Muscle Nerve. 1995 Feb;18(2):229-33. doi: 10.1002/mus.880180213.


Neurogenic thoracic outlet syndrome (TOS) is caused by compression of the lower brachial plexus usually by a cervical rib or a fibrous band. We describe a 16-year-old girl with weakness and wasting of her right hand, which progressed over the ensuing years. She had been a competitive long distance freestyle and butterfly swimmer since age 8 years. A neurological exam at age 20, revealed severe atrophy and weakness of all intrinsic right hand muscles, more so of the thenar muscles, and hypesthesia along the ulnar aspect of the hand and forearm. EMG, which showed a severe chronic axon loss lower trunk brachial plexopathy with minimal fibrillations, was typical for classic neurogenic TOS. Chest and cervical spine X-rays and MRI of the cervical spine were normal. A supraclavicular exploration confirmed the absence of a cervical rib or band. The lower trunk was thickened under the scalenus anticus which was sectioned. Neurolysis was also done. She was advised to abandon swimming. A clinical and EMG follow-up 2.5 years later showed no significant changes. This is the first case of true neurogenic TOS caused by scalenus anticus compression occurring in a competitive swimmer.

Publication types

  • Case Reports

MeSH terms

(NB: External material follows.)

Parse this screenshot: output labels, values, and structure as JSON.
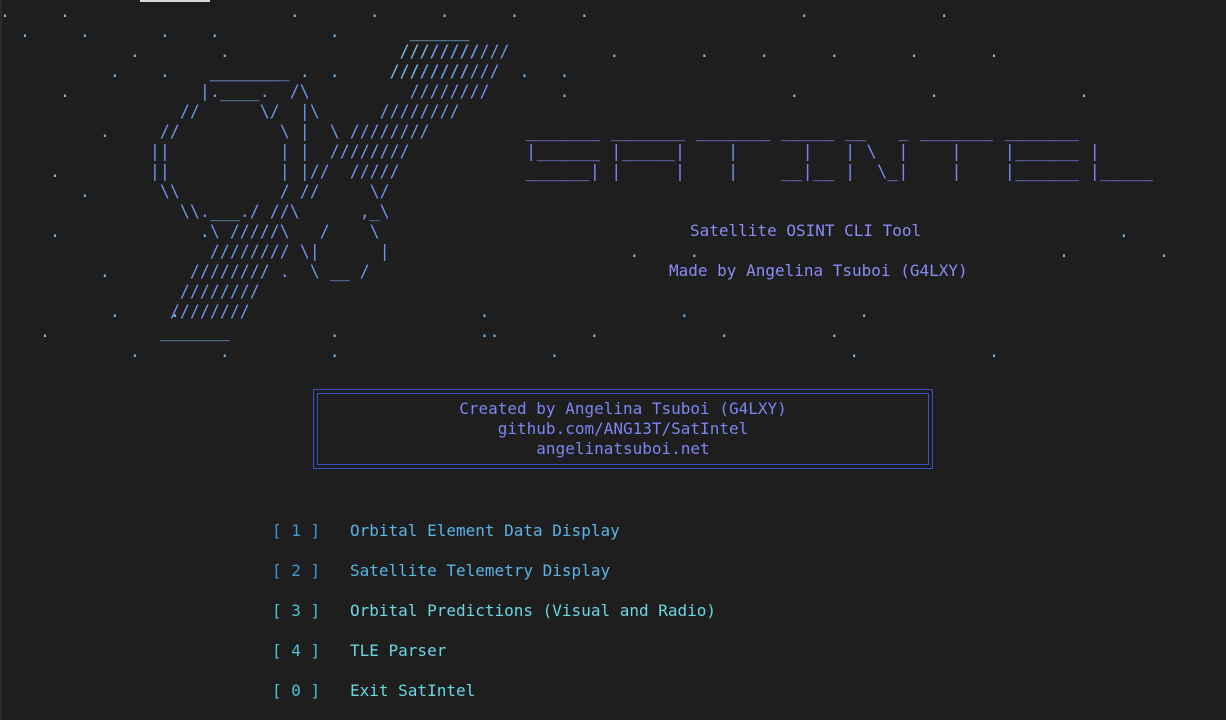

  • Adolescent
  • Electromyography
  • Female
  • Hand / physiopathology
  • Humans
  • Hypertrophy / pathology
  • Muscular Atrophy / pathology
  • Neural Conduction / physiology
  • Swimming*
  • Thoracic Outlet Syndrome* / pathology
  • Thoracic Outlet Syndrome* / physiopathology